Robert Tombs at Unherd has a nice piece celebrating the Tommies and their contribution to the allied victory on D-Day and in WWII. We agree when Robert says:
What is the reality? Britain, and of course the Empire, continued to make immense economic and military efforts throughout the war: an unparalleled level of civilian mobilization, as well as more than five million in the armed forces by 1945 serving from Denmark to China.
Recent historical analysis asserts that the Second World War was fundamentally won in the air and at sea, where Britain played a leading, and perhaps predominant, role from 1939 to 1945.
What we don’t agree is what was the likely alternative if D-Day failed. Robert says that if D-Day had failed then:
The Wehrmacht would have been able to reinforce the Eastern Front, and perhaps made Stalin contemplate (not for the first time) a separate peace, leaving the Nazis dominant in Europe.
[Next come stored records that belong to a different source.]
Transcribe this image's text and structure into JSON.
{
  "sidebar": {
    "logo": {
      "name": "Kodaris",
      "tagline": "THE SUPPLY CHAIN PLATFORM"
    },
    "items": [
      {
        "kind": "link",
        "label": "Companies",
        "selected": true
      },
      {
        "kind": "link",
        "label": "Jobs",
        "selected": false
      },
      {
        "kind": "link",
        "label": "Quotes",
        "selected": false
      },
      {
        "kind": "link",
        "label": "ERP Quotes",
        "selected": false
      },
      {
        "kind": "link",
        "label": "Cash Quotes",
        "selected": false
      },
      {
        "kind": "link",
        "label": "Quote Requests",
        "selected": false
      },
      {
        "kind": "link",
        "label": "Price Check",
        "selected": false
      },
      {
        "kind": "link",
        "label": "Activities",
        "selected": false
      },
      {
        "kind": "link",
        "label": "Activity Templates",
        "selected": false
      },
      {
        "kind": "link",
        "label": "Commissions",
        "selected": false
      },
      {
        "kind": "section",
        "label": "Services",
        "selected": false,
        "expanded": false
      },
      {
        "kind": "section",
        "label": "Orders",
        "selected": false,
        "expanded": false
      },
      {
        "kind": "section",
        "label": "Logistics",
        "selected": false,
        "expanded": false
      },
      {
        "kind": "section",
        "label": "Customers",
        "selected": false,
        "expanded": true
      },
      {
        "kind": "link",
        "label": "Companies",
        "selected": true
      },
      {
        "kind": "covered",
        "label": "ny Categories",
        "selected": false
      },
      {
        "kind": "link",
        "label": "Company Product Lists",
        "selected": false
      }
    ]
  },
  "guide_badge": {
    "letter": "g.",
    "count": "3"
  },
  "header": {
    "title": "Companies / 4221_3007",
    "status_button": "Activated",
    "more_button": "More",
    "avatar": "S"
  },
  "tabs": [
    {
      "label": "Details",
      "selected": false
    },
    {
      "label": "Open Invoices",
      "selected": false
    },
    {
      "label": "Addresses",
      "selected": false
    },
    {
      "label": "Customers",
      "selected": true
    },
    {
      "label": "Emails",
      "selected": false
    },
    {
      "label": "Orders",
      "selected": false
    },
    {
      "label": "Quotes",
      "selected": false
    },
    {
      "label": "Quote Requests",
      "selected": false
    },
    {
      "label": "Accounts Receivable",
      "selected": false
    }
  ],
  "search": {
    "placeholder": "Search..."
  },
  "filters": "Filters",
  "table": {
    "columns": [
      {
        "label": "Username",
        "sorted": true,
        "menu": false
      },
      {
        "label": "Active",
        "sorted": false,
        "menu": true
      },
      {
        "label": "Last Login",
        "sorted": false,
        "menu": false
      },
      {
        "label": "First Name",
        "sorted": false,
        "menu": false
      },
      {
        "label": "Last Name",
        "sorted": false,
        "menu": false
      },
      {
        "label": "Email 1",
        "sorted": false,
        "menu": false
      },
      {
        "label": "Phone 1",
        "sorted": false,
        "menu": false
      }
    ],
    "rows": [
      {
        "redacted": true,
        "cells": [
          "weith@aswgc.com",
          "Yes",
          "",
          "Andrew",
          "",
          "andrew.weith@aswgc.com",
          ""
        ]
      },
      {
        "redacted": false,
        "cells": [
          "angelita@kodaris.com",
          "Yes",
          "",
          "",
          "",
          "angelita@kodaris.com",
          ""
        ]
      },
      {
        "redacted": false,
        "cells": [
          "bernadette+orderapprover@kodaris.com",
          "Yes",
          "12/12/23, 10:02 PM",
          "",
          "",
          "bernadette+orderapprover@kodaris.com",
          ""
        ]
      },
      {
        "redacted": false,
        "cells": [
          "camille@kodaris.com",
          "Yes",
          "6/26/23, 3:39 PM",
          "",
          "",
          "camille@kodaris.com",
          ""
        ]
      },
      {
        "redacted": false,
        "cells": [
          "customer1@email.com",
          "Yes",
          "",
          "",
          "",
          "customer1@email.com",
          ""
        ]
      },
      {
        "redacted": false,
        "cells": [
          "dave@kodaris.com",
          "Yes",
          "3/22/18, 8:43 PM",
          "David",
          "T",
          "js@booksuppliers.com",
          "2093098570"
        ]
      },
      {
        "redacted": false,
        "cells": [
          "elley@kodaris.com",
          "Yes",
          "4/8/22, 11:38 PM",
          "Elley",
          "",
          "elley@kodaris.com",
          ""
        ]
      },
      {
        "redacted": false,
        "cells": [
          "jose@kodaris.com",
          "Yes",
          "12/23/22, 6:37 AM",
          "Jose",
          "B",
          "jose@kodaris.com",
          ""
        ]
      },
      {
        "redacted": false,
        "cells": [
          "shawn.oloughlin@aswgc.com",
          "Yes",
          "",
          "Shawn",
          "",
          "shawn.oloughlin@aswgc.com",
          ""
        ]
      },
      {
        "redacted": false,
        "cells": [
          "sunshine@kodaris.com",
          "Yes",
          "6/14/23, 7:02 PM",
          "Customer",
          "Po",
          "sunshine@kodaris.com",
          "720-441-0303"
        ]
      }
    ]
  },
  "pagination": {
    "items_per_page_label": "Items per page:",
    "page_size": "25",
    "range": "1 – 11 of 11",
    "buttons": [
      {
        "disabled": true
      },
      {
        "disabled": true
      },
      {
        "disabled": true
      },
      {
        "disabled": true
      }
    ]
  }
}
The Holocaust was still extending its merciless grip to the surviving Jewish populations of Hungary, France, Holland, and Italy. The world would have faced an indefinite prolongation of a global war in which thousands were dying daily. To end the agony, the first atom bombs would probably have been dropped on Germany.
We agree on the Holocaust as the Soviets were no help in stopping that. But the rest seems highly unlikely. In June 1944 the Soviets were advancing on Germany like Germany did in the other direction in 1941 [from Laurence Rees, War Of The Century: When Hitler Fought Stalin]. The Stalin and the Soviets had every reason to continue their advance and no reason to stop. And, as Robert describes, British [and American] bombing was having an enormous impact on Germany’s ability to fight the Soviets. Nazi domination of Europe was no longer possible. The issue was Soviet domination or a balance between the Soviets and other allies. There are lots of possibilities but the real nightmare scenario of a failed D-Day 75 years ago is that the Iron Curtain would reach to the British Channel.